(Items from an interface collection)
Start of Block
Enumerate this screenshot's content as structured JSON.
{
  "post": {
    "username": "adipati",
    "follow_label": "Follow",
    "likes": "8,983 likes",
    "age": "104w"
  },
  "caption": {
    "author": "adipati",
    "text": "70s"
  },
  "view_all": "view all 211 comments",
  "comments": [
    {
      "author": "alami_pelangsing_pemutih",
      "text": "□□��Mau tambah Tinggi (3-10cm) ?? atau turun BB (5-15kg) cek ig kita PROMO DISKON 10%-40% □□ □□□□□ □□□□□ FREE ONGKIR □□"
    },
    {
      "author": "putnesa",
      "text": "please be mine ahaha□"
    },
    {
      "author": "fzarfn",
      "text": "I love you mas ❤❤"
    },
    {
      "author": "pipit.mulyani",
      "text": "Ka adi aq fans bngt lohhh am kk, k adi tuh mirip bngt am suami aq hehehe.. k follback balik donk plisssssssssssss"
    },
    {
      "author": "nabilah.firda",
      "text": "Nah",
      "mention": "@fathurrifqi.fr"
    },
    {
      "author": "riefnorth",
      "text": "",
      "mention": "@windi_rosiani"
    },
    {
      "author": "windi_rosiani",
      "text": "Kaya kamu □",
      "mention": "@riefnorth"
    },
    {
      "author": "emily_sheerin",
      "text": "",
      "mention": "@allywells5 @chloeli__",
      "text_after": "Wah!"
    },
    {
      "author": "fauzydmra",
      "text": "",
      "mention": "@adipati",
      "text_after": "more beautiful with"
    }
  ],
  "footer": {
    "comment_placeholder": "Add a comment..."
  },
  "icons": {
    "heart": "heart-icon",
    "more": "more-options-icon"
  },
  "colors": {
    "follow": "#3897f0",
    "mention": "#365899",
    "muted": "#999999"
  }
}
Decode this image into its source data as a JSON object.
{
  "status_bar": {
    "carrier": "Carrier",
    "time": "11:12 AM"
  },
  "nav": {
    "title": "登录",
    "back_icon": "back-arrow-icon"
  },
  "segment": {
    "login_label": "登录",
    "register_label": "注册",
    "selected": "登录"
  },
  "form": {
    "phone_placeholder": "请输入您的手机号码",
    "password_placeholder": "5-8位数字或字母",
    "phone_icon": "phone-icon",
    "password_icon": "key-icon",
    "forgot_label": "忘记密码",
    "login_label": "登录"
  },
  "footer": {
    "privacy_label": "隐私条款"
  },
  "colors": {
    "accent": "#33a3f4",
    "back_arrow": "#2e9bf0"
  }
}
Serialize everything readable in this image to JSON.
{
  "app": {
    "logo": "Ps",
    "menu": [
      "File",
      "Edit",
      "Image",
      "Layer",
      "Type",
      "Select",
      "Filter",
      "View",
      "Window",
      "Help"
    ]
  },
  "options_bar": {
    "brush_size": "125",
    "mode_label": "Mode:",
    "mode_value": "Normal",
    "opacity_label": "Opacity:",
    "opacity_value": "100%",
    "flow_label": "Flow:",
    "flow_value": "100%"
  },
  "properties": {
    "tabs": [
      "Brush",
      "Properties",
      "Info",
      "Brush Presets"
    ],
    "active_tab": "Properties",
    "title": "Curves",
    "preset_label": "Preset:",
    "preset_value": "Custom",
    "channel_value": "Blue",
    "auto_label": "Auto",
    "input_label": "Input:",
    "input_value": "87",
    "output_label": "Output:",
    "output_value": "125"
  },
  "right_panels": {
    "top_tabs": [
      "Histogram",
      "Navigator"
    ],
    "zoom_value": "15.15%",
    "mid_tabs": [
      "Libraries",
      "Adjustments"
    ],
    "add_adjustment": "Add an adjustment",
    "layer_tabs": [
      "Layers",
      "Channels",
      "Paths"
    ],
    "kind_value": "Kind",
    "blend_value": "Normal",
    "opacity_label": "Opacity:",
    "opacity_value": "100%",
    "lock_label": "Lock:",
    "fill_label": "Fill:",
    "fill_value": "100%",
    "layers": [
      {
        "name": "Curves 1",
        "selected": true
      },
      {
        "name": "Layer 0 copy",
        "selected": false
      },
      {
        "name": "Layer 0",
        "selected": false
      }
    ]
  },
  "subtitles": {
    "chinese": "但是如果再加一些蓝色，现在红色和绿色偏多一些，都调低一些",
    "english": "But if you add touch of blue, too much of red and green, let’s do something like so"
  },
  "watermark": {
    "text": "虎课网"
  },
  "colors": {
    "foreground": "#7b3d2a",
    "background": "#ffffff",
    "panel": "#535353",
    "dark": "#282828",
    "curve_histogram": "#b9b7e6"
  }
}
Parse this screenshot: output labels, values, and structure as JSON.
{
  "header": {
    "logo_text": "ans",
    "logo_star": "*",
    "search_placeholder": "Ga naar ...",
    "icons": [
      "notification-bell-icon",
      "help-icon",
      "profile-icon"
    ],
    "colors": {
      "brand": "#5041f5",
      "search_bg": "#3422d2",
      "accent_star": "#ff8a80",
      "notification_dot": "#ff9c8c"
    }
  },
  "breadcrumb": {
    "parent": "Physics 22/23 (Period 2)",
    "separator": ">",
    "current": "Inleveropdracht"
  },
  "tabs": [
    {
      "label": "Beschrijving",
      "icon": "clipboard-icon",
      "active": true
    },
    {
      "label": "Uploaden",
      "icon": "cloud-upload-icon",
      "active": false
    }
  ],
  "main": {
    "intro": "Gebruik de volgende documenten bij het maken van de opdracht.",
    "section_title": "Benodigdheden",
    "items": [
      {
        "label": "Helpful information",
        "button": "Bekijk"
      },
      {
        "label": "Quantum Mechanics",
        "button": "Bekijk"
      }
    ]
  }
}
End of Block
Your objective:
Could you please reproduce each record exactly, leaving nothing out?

Solution below:
Enumerate this screenshot's content as structured JSON.
{
  "post": {
    "username": "adipati",
    "follow_label": "Follow",
    "likes": "8,983 likes",
    "age": "104w"
  },
  "caption": {
    "author": "adipati",
    "text": "70s"
  },
  "view_all": "view all 211 comments",
  "comments": [
    {
      "author": "alami_pelangsing_pemutih",
      "text": "□□��Mau tambah Tinggi (3-10cm) ?? atau turun BB (5-15kg) cek ig kita PROMO DISKON 10%-40% □□ □□□□□ □□□□□ FREE ONGKIR □□"
    },
    {
      "author": "putnesa",
      "text": "please be mine ahaha□"
    },
    {
      "author": "fzarfn",
      "text": "I love you mas ❤❤"
    },
    {
      "author": "pipit.mulyani",
      "text": "Ka adi aq fans bngt lohhh am kk, k adi tuh mirip bngt am suami aq hehehe.. k follback balik donk plisssssssssssss"
    },
    {
      "author": "nabilah.firda",
      "text": "Nah",
      "mention": "@fathurrifqi.fr"
    },
    {
      "author": "riefnorth",
      "text": "",
      "mention": "@windi_rosiani"
    },
    {
      "author": "windi_rosiani",
      "text": "Kaya kamu □",
      "mention": "@riefnorth"
    },
    {
      "author": "emily_sheerin",
      "text": "",
      "mention": "@allywells5 @chloeli__",
      "text_after": "Wah!"
    },
    {
      "author": "fauzydmra",
      "text": "",
      "mention": "@adipati",
      "text_after": "more beautiful with"
    }
  ],
  "footer": {
    "comment_placeholder": "Add a comment..."
  },
  "icons": {
    "heart": "heart-icon",
    "more": "more-options-icon"
  },
  "colors": {
    "follow": "#3897f0",
    "mention": "#365899",
    "muted": "#999999"
  }
}
Decode this image into its source data as a JSON object.
{
  "status_bar": {
    "carrier": "Carrier",
    "time": "11:12 AM"
  },
  "nav": {
    "title": "登录",
    "back_icon": "back-arrow-icon"
  },
  "segment": {
    "login_label": "登录",
    "register_label": "注册",
    "selected": "登录"
  },
  "form": {
    "phone_placeholder": "请输入您的手机号码",
    "password_placeholder": "5-8位数字或字母",
    "phone_icon": "phone-icon",
    "password_icon": "key-icon",
    "forgot_label": "忘记密码",
    "login_label": "登录"
  },
  "footer": {
    "privacy_label": "隐私条款"
  },
  "colors": {
    "accent": "#33a3f4",
    "back_arrow": "#2e9bf0"
  }
}
Serialize everything readable in this image to JSON.
{
  "app": {
    "logo": "Ps",
    "menu": [
      "File",
      "Edit",
      "Image",
      "Layer",
      "Type",
      "Select",
      "Filter",
      "View",
      "Window",
      "Help"
    ]
  },
  "options_bar": {
    "brush_size": "125",
    "mode_label": "Mode:",
    "mode_value": "Normal",
    "opacity_label": "Opacity:",
    "opacity_value": "100%",
    "flow_label": "Flow:",
    "flow_value": "100%"
  },
  "properties": {
    "tabs": [
      "Brush",
      "Properties",
      "Info",
      "Brush Presets"
    ],
    "active_tab": "Properties",
    "title": "Curves",
    "preset_label": "Preset:",
    "preset_value": "Custom",
    "channel_value": "Blue",
    "auto_label": "Auto",
    "input_label": "Input:",
    "input_value": "87",
    "output_label": "Output:",
    "output_value": "125"
  },
  "right_panels": {
    "top_tabs": [
      "Histogram",
      "Navigator"
    ],
    "zoom_value": "15.15%",
    "mid_tabs": [
      "Libraries",
      "Adjustments"
    ],
    "add_adjustment": "Add an adjustment",
    "layer_tabs": [
      "Layers",
      "Channels",
      "Paths"
    ],
    "kind_value": "Kind",
    "blend_value": "Normal",
    "opacity_label": "Opacity:",
    "opacity_value": "100%",
    "lock_label": "Lock:",
    "fill_label": "Fill:",
    "fill_value": "100%",
    "layers": [
      {
        "name": "Curves 1",
        "selected": true
      },
      {
        "name": "Layer 0 copy",
        "selected": false
      },
      {
        "name": "Layer 0",
        "selected": false
      }
    ]
  },
  "subtitles": {
    "chinese": "但是如果再加一些蓝色，现在红色和绿色偏多一些，都调低一些",
    "english": "But if you add touch of blue, too much of red and green, let’s do something like so"
  },
  "watermark": {
    "text": "虎课网"
  },
  "colors": {
    "foreground": "#7b3d2a",
    "background": "#ffffff",
    "panel": "#535353",
    "dark": "#282828",
    "curve_histogram": "#b9b7e6"
  }
}
Parse this screenshot: output labels, values, and structure as JSON.
{
  "header": {
    "logo_text": "ans",
    "logo_star": "*",
    "search_placeholder": "Ga naar ...",
    "icons": [
      "notification-bell-icon",
      "help-icon",
      "profile-icon"
    ],
    "colors": {
      "brand": "#5041f5",
      "search_bg": "#3422d2",
      "accent_star": "#ff8a80",
      "notification_dot": "#ff9c8c"
    }
  },
  "breadcrumb": {
    "parent": "Physics 22/23 (Period 2)",
    "separator": ">",
    "current": "Inleveropdracht"
  },
  "tabs": [
    {
      "label": "Beschrijving",
      "icon": "clipboard-icon",
      "active": true
    },
    {
      "label": "Uploaden",
      "icon": "cloud-upload-icon",
      "active": false
    }
  ],
  "main": {
    "intro": "Gebruik de volgende documenten bij het maken van de opdracht.",
    "section_title": "Benodigdheden",
    "items": [
      {
        "label": "Helpful information",
        "button": "Bekijk"
      },
      {
        "label": "Quantum Mechanics",
        "button": "Bekijk"
      }
    ]
  }
}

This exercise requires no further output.